We like agencies that make their own stuff. That is, not for a client, but directly for the consumer. That’s what brand new agency Sue Amsterdam did with Salon Désir, a webshop (or “e-commerce platform”) for luxurious lingerie. According to Astrid Groenewegen, partner at Sue – and as columnist on AAB a big advocate for design for excitement, executed ideas, and the importance of porn – the agency is now practicing what it preaches. Sue is all about adding brands to the world that actually make a difference for the consumer. To do just that the platform will even inspire its consumers – “almost like a magazine.” It should also proof that the agency understands the digital age, and it will accordingly deploy a conversion driven strategy that uses all the available analytics – monitored by the other partner Tom de Bruyne – and by constantly adapting the platform to its customers’ needs. Salon Désir should thus be the proof of the pudding for Sue’s raison d’être – to stay in the French mood a little.

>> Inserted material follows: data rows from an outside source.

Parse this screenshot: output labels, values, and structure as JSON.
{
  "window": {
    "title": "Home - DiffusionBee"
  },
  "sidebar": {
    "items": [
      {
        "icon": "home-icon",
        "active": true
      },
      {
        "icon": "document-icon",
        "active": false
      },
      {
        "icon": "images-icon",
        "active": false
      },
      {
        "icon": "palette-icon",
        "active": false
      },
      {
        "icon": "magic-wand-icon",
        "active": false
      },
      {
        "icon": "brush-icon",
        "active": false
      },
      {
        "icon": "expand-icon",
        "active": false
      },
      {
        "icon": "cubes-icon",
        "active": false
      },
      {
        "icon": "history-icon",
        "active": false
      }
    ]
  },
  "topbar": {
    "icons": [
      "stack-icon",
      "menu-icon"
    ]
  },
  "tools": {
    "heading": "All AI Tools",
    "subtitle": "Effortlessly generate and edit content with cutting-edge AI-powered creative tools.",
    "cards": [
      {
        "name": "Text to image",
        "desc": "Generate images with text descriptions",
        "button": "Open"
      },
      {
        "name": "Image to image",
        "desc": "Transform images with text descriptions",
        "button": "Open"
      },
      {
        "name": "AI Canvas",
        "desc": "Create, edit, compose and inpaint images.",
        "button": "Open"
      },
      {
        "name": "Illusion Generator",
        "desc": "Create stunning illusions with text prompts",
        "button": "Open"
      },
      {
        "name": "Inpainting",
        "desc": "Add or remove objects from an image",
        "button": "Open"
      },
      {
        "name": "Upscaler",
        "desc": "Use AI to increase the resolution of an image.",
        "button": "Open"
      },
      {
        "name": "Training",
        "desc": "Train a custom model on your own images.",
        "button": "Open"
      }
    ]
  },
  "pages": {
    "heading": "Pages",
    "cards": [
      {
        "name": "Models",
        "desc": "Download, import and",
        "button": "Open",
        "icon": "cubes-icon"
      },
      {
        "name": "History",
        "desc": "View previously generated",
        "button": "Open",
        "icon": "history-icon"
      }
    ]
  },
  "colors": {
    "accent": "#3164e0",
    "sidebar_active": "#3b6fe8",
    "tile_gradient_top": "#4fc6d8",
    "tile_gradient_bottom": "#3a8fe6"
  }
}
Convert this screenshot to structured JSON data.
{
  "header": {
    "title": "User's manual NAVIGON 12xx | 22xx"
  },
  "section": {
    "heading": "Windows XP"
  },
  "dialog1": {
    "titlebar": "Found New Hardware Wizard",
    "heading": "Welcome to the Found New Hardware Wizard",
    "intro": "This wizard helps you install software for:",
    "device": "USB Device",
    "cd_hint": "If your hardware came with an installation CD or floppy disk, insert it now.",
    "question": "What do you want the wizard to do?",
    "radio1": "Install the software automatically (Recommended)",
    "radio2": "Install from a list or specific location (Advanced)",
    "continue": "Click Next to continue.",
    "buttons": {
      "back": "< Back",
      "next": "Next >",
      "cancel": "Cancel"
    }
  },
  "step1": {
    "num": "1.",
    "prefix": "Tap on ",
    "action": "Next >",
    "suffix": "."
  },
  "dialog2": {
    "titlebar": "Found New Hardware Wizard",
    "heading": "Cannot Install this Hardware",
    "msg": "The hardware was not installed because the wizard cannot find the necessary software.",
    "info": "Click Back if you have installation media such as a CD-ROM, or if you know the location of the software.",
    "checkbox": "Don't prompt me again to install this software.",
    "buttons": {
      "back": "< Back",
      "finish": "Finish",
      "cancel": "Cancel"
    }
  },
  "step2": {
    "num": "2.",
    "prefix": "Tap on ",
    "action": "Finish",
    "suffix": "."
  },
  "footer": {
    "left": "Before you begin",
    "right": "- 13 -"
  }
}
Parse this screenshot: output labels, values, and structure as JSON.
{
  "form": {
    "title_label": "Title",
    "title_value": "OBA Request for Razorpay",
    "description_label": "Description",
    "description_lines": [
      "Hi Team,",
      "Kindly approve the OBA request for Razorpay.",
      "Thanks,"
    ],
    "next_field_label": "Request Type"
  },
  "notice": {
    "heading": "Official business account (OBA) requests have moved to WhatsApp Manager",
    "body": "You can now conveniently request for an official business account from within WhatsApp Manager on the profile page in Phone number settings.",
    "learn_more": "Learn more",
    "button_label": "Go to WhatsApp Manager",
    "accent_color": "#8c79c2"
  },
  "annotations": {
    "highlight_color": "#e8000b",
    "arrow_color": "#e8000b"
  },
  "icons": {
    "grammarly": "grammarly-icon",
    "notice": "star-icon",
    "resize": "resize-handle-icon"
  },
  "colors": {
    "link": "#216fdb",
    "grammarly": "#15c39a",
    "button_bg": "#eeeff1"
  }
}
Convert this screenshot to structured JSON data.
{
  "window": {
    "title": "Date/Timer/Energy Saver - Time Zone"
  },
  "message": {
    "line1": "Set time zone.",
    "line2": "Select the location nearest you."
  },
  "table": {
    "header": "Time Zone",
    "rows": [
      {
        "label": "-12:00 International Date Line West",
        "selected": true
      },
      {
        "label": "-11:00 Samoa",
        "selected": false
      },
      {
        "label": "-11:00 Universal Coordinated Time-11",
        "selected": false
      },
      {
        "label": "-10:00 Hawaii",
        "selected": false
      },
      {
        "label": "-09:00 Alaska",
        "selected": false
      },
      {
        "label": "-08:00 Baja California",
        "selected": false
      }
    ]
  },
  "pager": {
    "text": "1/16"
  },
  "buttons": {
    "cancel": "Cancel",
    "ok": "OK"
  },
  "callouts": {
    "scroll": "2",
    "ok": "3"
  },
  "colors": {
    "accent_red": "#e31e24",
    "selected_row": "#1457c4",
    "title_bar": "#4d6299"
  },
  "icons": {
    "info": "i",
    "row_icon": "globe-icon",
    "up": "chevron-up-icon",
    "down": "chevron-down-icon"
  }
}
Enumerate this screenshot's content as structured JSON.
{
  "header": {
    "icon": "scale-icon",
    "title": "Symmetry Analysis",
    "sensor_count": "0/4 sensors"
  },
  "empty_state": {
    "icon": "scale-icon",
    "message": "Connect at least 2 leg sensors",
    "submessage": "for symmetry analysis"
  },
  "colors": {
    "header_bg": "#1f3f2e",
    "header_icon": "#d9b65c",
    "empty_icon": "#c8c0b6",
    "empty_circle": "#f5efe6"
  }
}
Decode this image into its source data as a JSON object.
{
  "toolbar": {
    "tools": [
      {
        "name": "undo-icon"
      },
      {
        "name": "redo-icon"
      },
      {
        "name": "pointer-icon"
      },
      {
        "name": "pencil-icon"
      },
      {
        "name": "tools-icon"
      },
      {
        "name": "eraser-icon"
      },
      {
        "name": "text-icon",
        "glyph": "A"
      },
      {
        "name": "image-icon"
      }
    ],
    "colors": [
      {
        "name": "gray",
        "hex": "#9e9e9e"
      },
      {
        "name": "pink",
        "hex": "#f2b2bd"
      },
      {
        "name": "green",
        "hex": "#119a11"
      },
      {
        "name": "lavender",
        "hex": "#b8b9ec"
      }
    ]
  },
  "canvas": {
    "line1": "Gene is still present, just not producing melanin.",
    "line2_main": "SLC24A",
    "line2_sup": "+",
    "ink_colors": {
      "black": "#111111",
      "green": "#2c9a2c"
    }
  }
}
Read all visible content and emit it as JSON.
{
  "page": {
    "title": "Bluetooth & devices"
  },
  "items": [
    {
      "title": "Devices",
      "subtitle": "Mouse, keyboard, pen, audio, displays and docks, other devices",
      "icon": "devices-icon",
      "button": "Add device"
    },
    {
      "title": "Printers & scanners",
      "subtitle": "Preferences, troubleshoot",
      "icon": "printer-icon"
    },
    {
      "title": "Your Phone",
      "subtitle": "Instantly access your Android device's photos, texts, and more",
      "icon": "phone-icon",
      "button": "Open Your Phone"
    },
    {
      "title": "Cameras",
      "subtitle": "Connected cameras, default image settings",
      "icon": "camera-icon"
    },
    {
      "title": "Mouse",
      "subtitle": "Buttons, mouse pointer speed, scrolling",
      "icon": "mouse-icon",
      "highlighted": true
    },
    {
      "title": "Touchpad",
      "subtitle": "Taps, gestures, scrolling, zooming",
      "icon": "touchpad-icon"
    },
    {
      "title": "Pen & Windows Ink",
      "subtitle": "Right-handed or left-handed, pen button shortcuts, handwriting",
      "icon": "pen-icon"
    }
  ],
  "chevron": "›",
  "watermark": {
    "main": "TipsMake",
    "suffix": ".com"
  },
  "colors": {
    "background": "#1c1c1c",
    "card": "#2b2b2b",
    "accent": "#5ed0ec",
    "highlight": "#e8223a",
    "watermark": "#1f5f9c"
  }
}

Jeffre Jackson – ex SD Wieden+Kennedy, today Open Intelligence Agency – interviewed by JS
A year ago or so Ashly Stewart and Ben Culpin – both planner at Strawberry Frog – founded Junior Strategy, a platform that aims to educate young strategists that lack a mentor within their company or are simply eager to learn some tips and tricks from the best strategists in the industry. Stewart and Culpin sent us a compilation of quotes from the ‘insider’ interviews, to celebrate their first anniversary. Congrats, guys, keep up the good work.